WHAT IS EXPECTED.
Repeat the listing exactly, line by line, and leave the pictures behind.
# # #
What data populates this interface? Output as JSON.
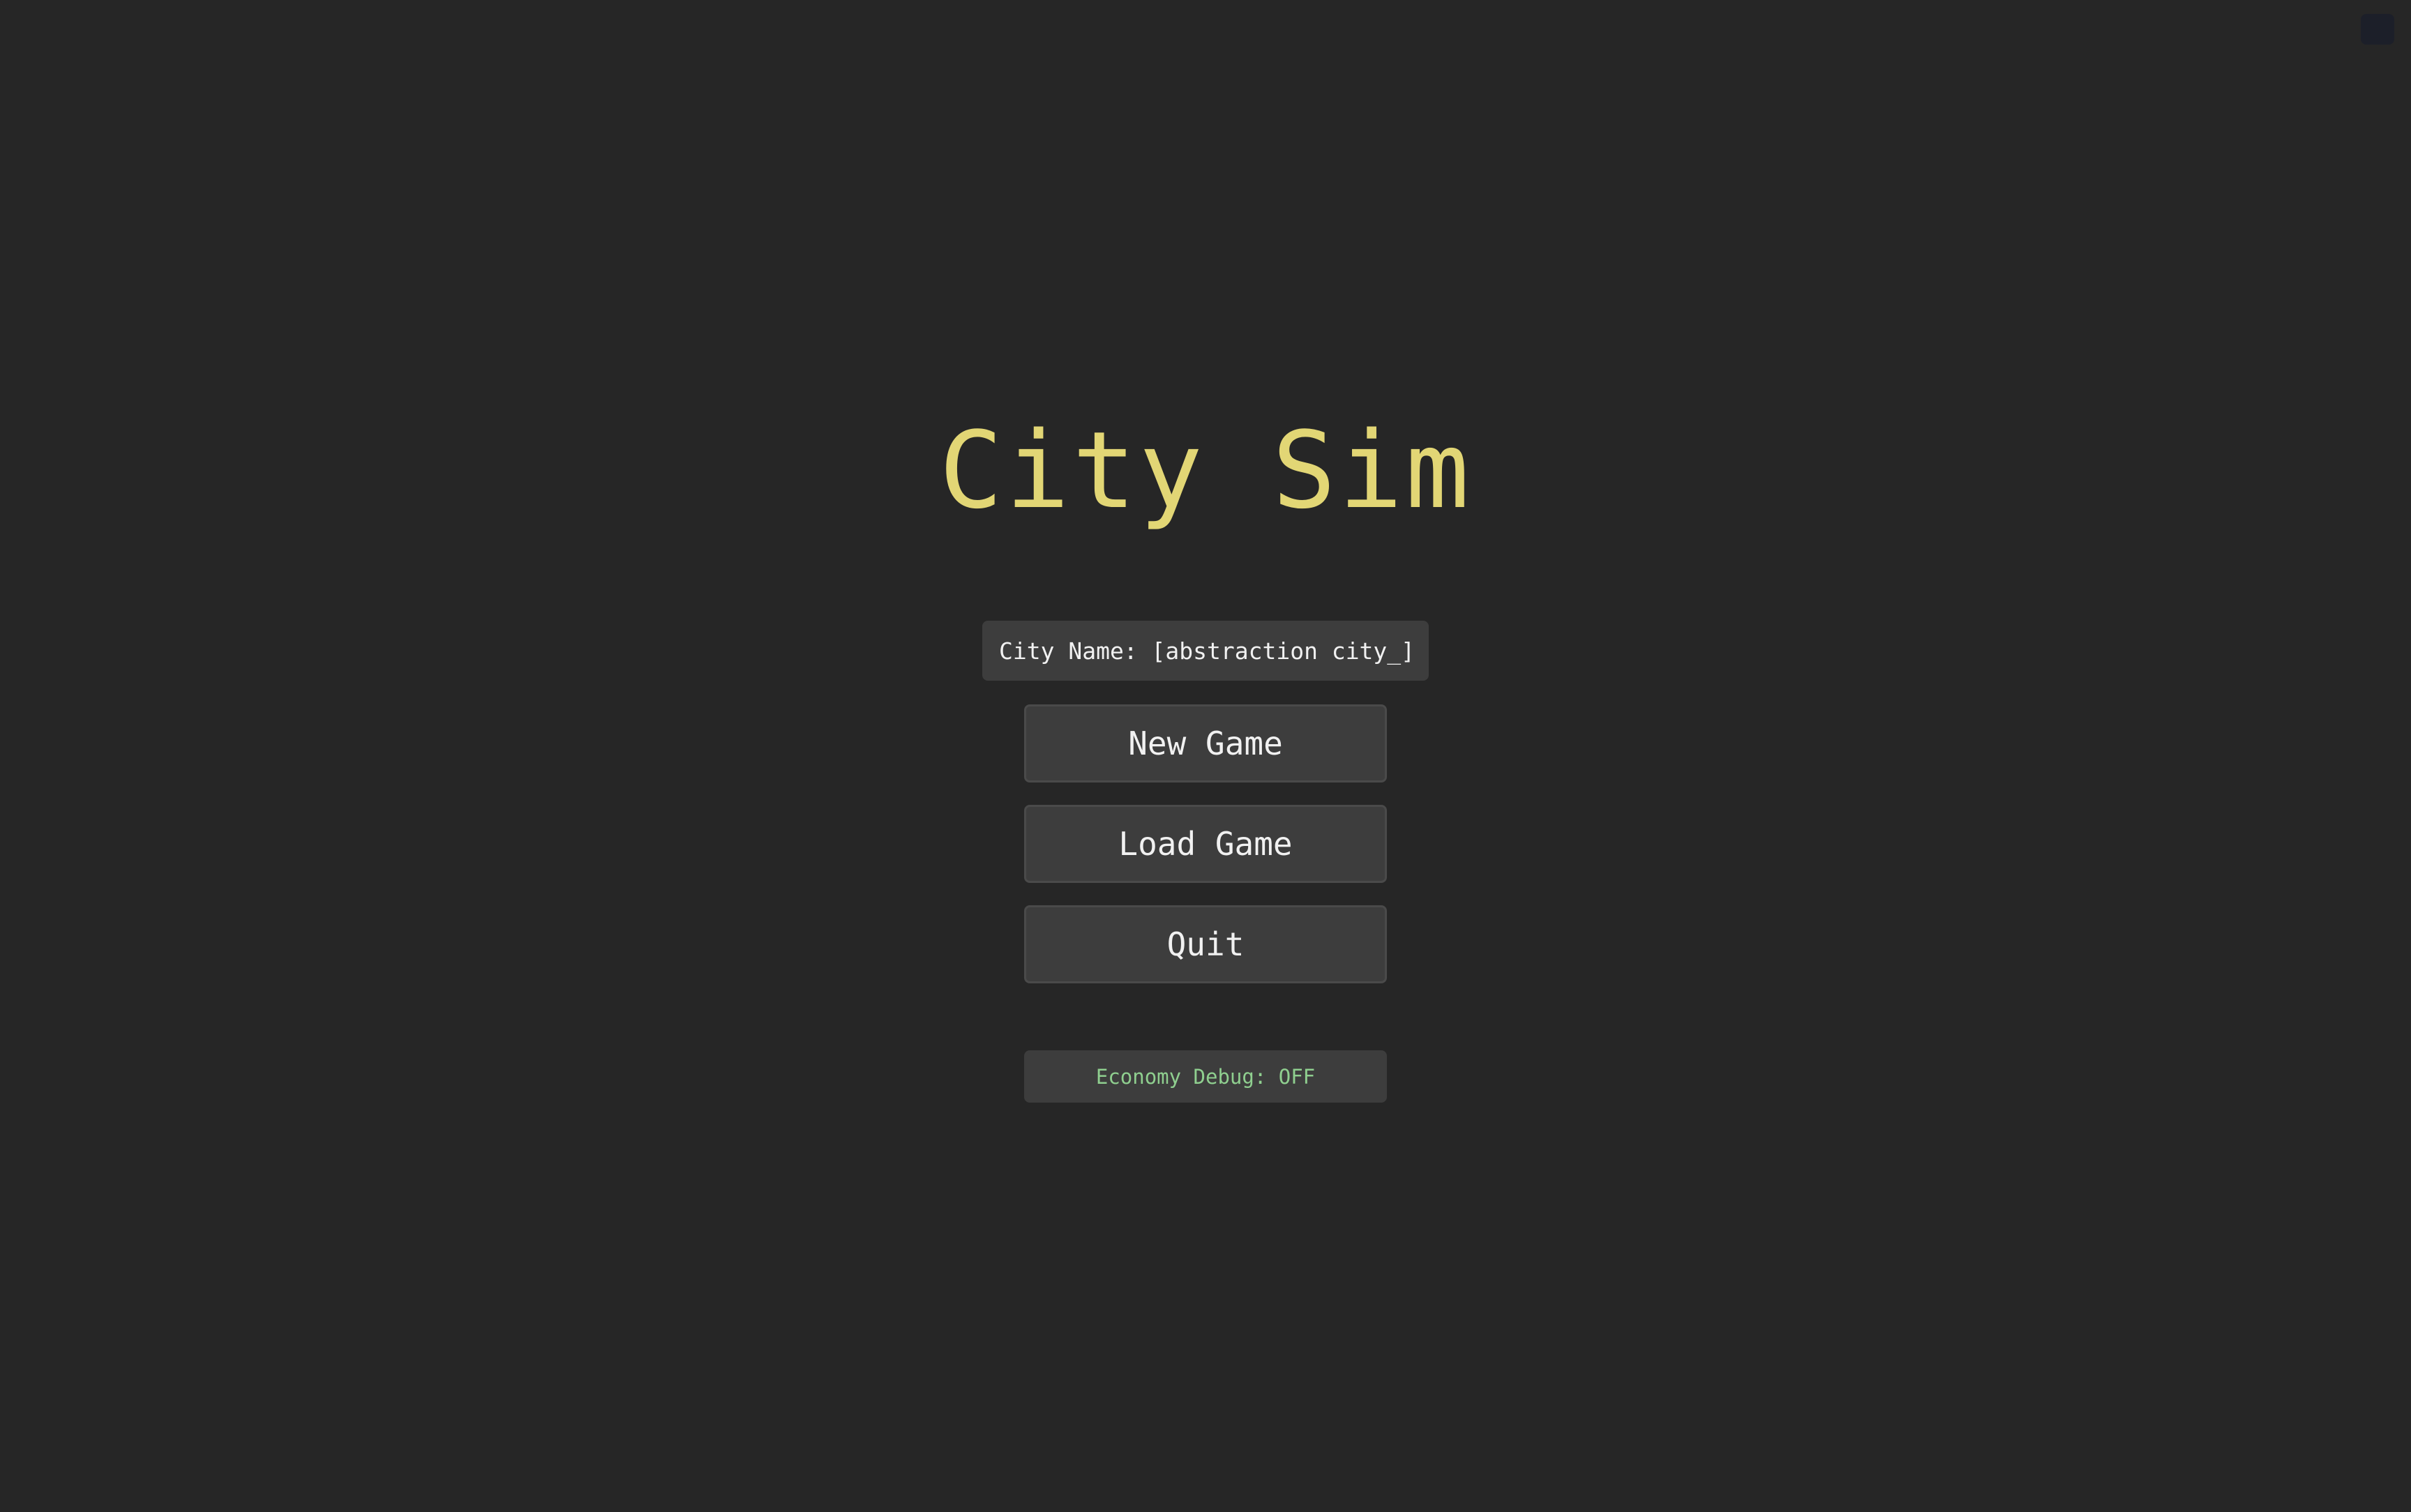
{
  "game": {
    "title": "City Sim"
  },
  "city_name_field": {
    "text": "City Name: [abstraction city_]"
  },
  "menu": {
    "new_game_label": "New Game",
    "load_game_label": "Load Game",
    "quit_label": "Quit"
  },
  "debug": {
    "economy_label": "Economy Debug: OFF"
  },
  "colors": {
    "background": "#262626",
    "title": "#e2d675",
    "button": "#3d3d3d",
    "debug_text": "#8fcf8f"
  }
}
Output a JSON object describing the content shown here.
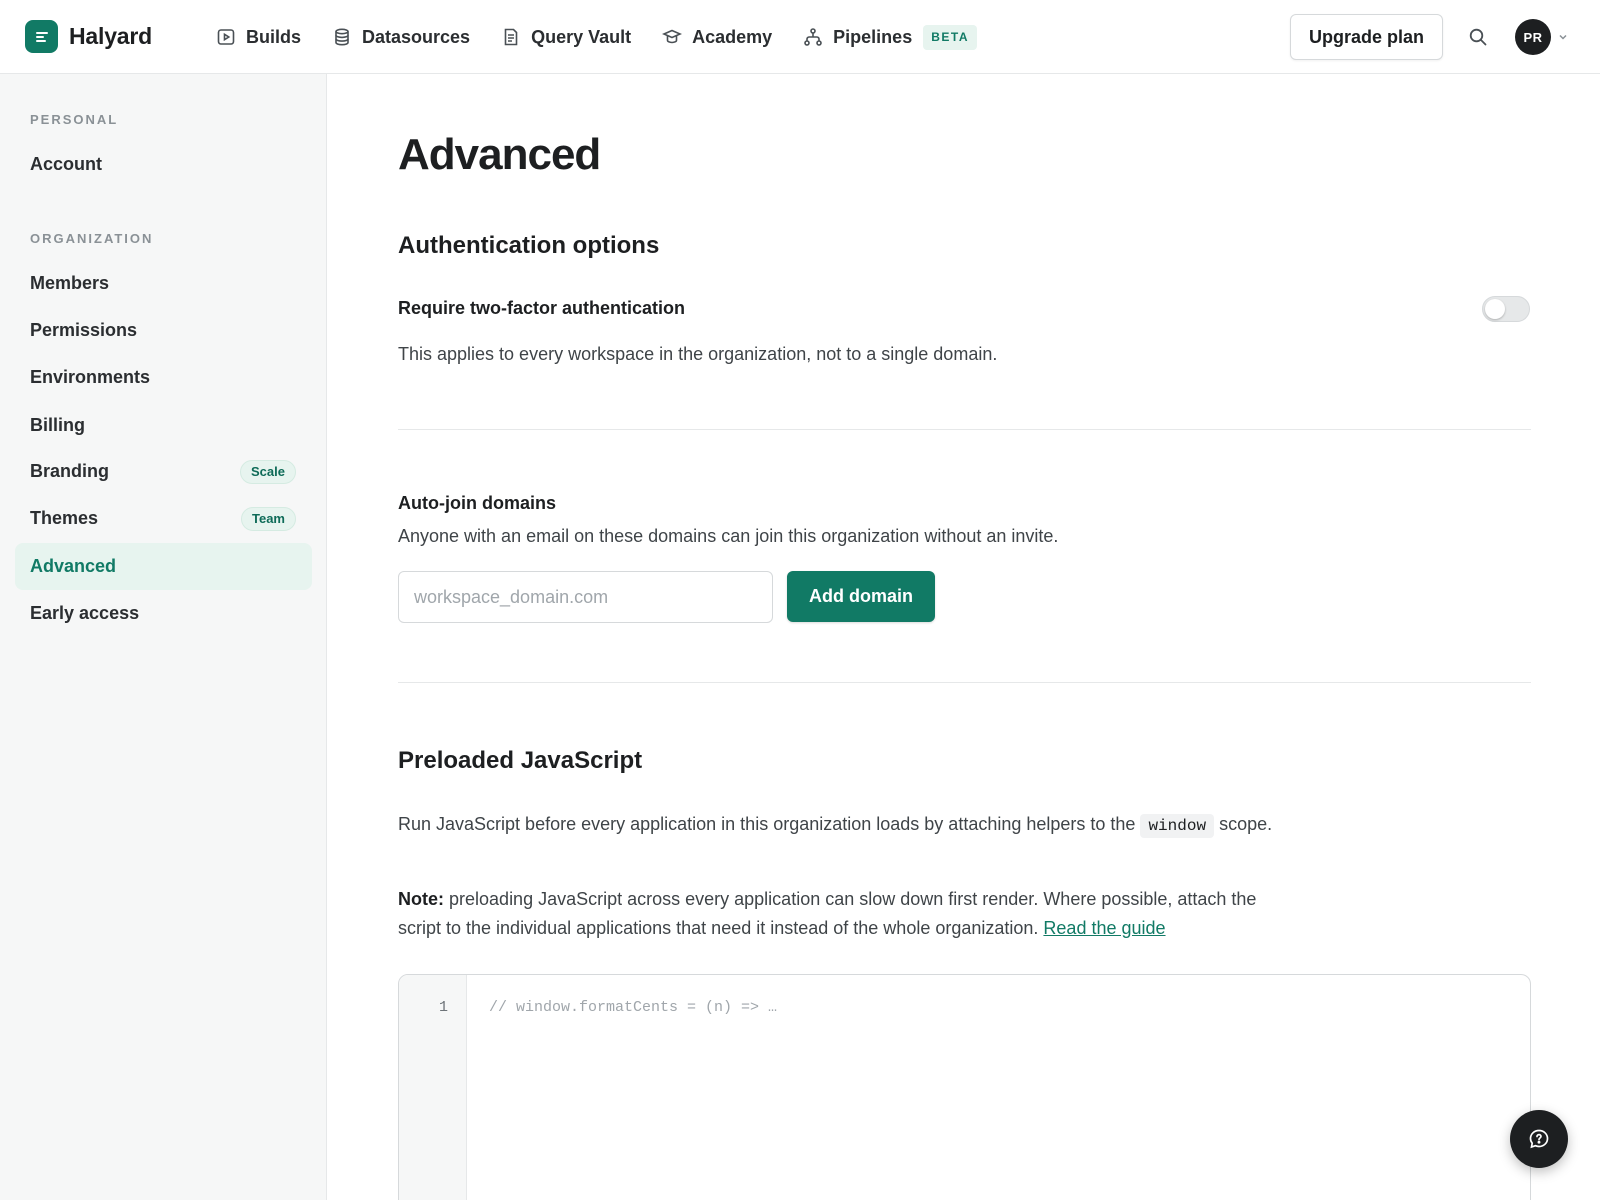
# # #
OUTPUT FOR THIS EXERCISE.
What data populates this interface? Output as JSON.
{
  "game": {
    "title": "City Sim"
  },
  "city_name_field": {
    "text": "City Name: [abstraction city_]"
  },
  "menu": {
    "new_game_label": "New Game",
    "load_game_label": "Load Game",
    "quit_label": "Quit"
  },
  "debug": {
    "economy_label": "Economy Debug: OFF"
  },
  "colors": {
    "background": "#262626",
    "title": "#e2d675",
    "button": "#3d3d3d",
    "debug_text": "#8fcf8f"
  }
}
Output a JSON object describing the content shown here.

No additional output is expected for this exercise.